Q:You've coached Brandon Lloyd before; with him being new here, can you expect his chemistry with Tom Brady to be good from the get go or is that something that just takes time to develop?
JM:I think any time you have a pass receiver and a quarterback, the more they work together the better they're going to be. I think Brandon and Tom have certainly connected a number of times this year and have made some important, big plays for us. I think the more we work at it on different elements of our game, I think that hopefully we improve each week during the course of the season. But I know we've thrown it out there quite a bit and Brandon has made a lot of plays, and at the same time we've missed a few opportunities too, but I think that's the NFL and that's passing the football. Some of those plays are not high percentage, but the more we work at it, the better we're going to get.

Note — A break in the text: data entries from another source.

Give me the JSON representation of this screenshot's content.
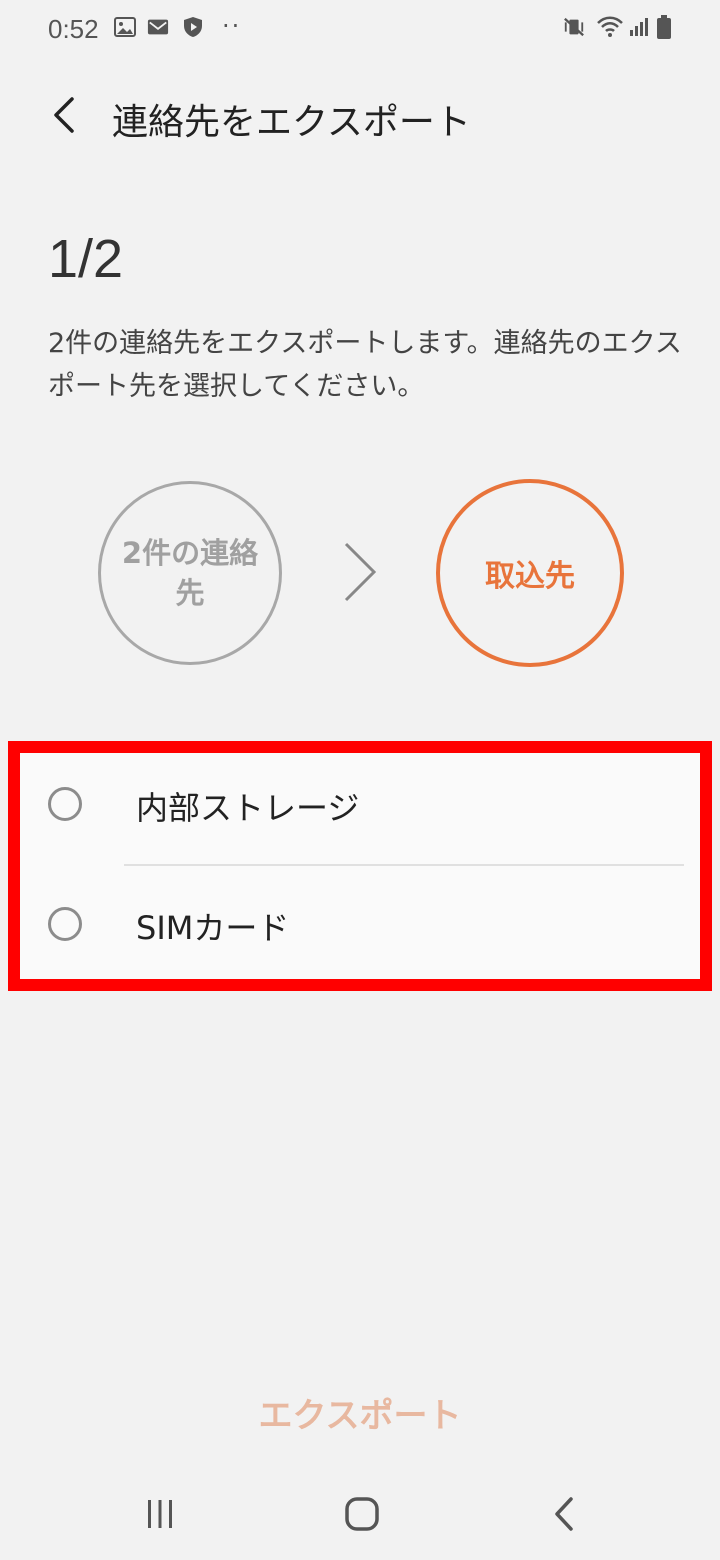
{
  "status_bar": {
    "time": "0:52",
    "overflow_dots": "··",
    "left_icons": [
      "image-icon",
      "mail-icon",
      "shield-icon"
    ],
    "right_icons": [
      "vibrate-mute-icon",
      "wifi-icon",
      "signal-icon",
      "battery-icon"
    ]
  },
  "header": {
    "title": "連絡先をエクスポート",
    "back_icon": "back-arrow-icon"
  },
  "step": "1/2",
  "description": "2件の連絡先をエクスポートします。連絡先のエクスポート先を選択してください。",
  "flow": {
    "source_label": "2件の連絡先",
    "target_label": "取込先",
    "arrow_icon": "chevron-right-icon"
  },
  "options": [
    {
      "label": "内部ストレージ",
      "selected": false
    },
    {
      "label": "SIMカード",
      "selected": false
    }
  ],
  "export_button": {
    "label": "エクスポート",
    "enabled": false
  },
  "nav_bar": {
    "recents_icon": "recents-icon",
    "home_icon": "home-icon",
    "back_icon": "back-icon"
  },
  "colors": {
    "background": "#f2f2f2",
    "accent": "#e8743b",
    "disabled_accent": "#e8b8a0",
    "highlight_border": "#ff0000",
    "muted_circle": "#a8a8a8"
  }
}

Q:There's been a lot of discussion in the media about Wes Welker and maybe why he hasn't been on the field as much as last year. I know you weren't here last year, but why are those numbers down this year?
JM:Wes played a big role for us the other day. I think it just goes back to the fact that we feel like we've got a number of different guys that can contribute and help our offense and have earned the opportunities that they're getting. I think Wes – whatever it was, we threw the ball his way 12 or 13 times or somewhere in that neighborhood the other day and he made a number of big plays for us. Each game plan ends up different. Sometimes we play guys the majority of the game; other times we feel like using some different rotations may give us some advantages, whether that's a matchup that we end up with in the front or a personnel grouping that we expect the defense to give us, or even formationally, ourselves in terms of what we try to do. I think there are a number of factors that go into our game plan every week, but certainly he is going to be a big part of our game plan each week that we go in and play.
Q:Maybe more on the personal side, going up against the Ravens with Dean Pees as their defensive coordinator. What are your thoughts about going up against one of his defenses and what have you taken from him during your career as a coach?
JM:Dean is a great individual and great football coach, and I've had the opportunity to get to know him as a person and certainly coach alongside him here in New England for a few years. He always has his unit prepared. He gives them a great understanding of the team they're getting ready to play and the strengths and weakness of that team. He works extremely hard and you can tell that his unit plays sound fundamental defense. They don't give you any easy plays; they make you work for it. He's certainly got this unit playing fast and they're physical and I think that the hallmark of a good defense is they make you work for everything that you get and I think you can certainly see that with Dean's group there in Baltimore. This will be a great challenge for us and Dean will have them well prepared.